## EXERCISE OBJECTIVE
With the pictures left aside, write out the entries that follow exactly.

- - -

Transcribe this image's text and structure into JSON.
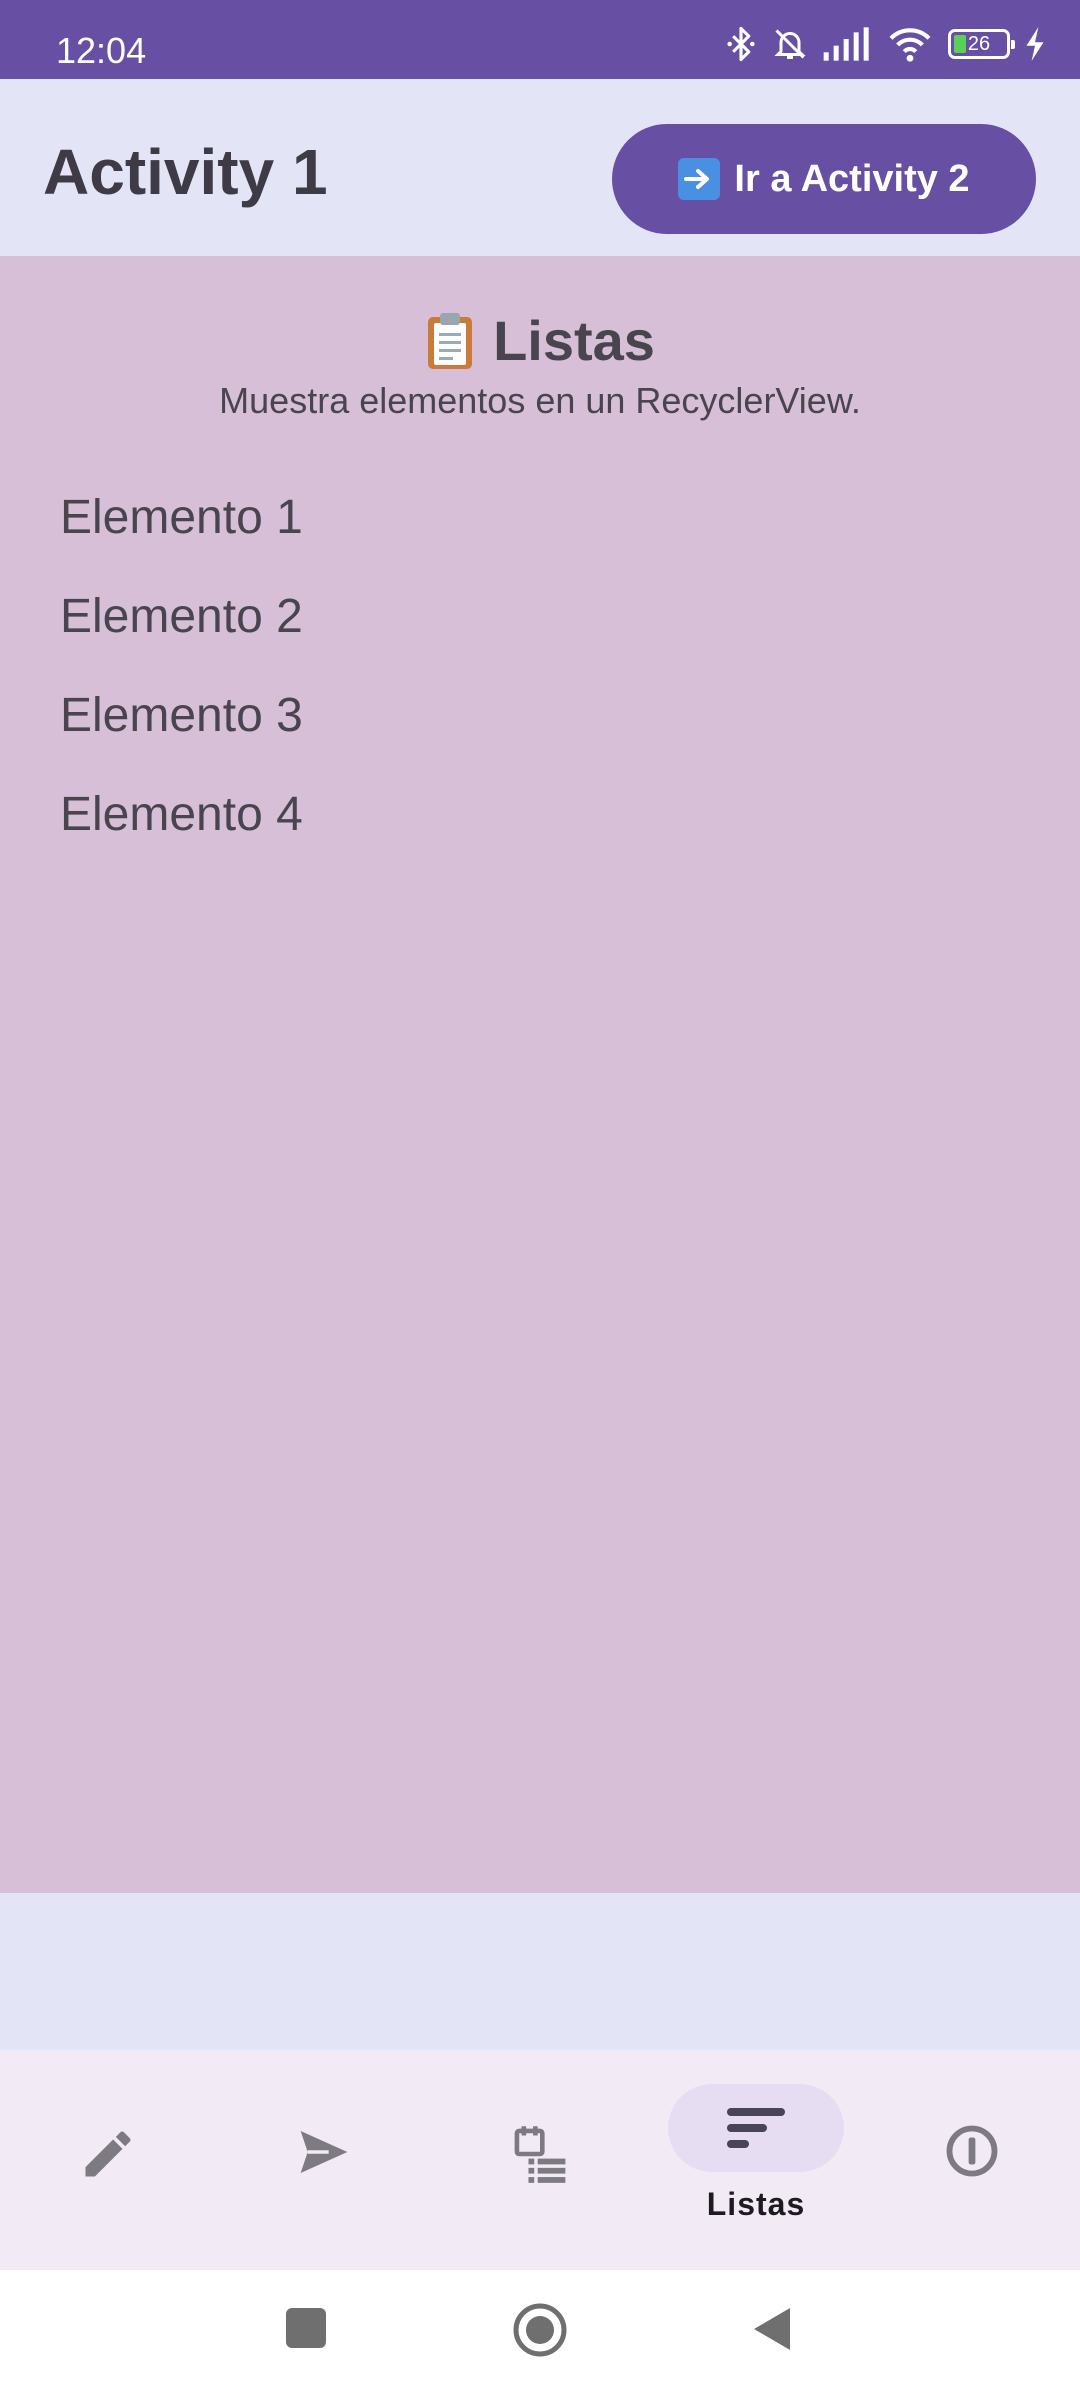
{
  "status_bar": {
    "time": "12:04",
    "battery_level": "26",
    "icons": [
      "bluetooth-icon",
      "bell-muted-icon",
      "signal-icon",
      "wifi-icon",
      "battery-icon",
      "charging-icon"
    ]
  },
  "app_bar": {
    "title": "Activity 1",
    "nav_button_label": "Ir a Activity 2",
    "nav_button_icon": "right-arrow-emoji"
  },
  "section": {
    "title": "Listas",
    "title_icon": "clipboard-emoji",
    "subtitle": "Muestra elementos en un RecyclerView."
  },
  "list": {
    "items": [
      "Elemento 1",
      "Elemento 2",
      "Elemento 3",
      "Elemento 4"
    ]
  },
  "bottom_nav": {
    "items": [
      {
        "icon": "pencil-icon",
        "label": ""
      },
      {
        "icon": "send-icon",
        "label": ""
      },
      {
        "icon": "calendar-list-icon",
        "label": ""
      },
      {
        "icon": "sort-icon",
        "label": "Listas",
        "active": true
      },
      {
        "icon": "info-icon",
        "label": ""
      }
    ]
  },
  "colors": {
    "primary": "#6750a4",
    "app_background": "#e3e4f6",
    "content_background": "#d7bfd7",
    "bottom_nav_background": "#f2ebf6",
    "active_indicator": "#e6ddf3",
    "text": "#49454f"
  },
  "system_nav": {
    "buttons": [
      "recents-square-icon",
      "home-circle-icon",
      "back-triangle-icon"
    ]
  }
}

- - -

## TASK ANSWER
Transcribe this image's text and structure into JSON.
{
  "status_bar": {
    "time": "12:04",
    "battery_level": "26",
    "icons": [
      "bluetooth-icon",
      "bell-muted-icon",
      "signal-icon",
      "wifi-icon",
      "battery-icon",
      "charging-icon"
    ]
  },
  "app_bar": {
    "title": "Activity 1",
    "nav_button_label": "Ir a Activity 2",
    "nav_button_icon": "right-arrow-emoji"
  },
  "section": {
    "title": "Listas",
    "title_icon": "clipboard-emoji",
    "subtitle": "Muestra elementos en un RecyclerView."
  },
  "list": {
    "items": [
      "Elemento 1",
      "Elemento 2",
      "Elemento 3",
      "Elemento 4"
    ]
  },
  "bottom_nav": {
    "items": [
      {
        "icon": "pencil-icon",
        "label": ""
      },
      {
        "icon": "send-icon",
        "label": ""
      },
      {
        "icon": "calendar-list-icon",
        "label": ""
      },
      {
        "icon": "sort-icon",
        "label": "Listas",
        "active": true
      },
      {
        "icon": "info-icon",
        "label": ""
      }
    ]
  },
  "colors": {
    "primary": "#6750a4",
    "app_background": "#e3e4f6",
    "content_background": "#d7bfd7",
    "bottom_nav_background": "#f2ebf6",
    "active_indicator": "#e6ddf3",
    "text": "#49454f"
  },
  "system_nav": {
    "buttons": [
      "recents-square-icon",
      "home-circle-icon",
      "back-triangle-icon"
    ]
  }
}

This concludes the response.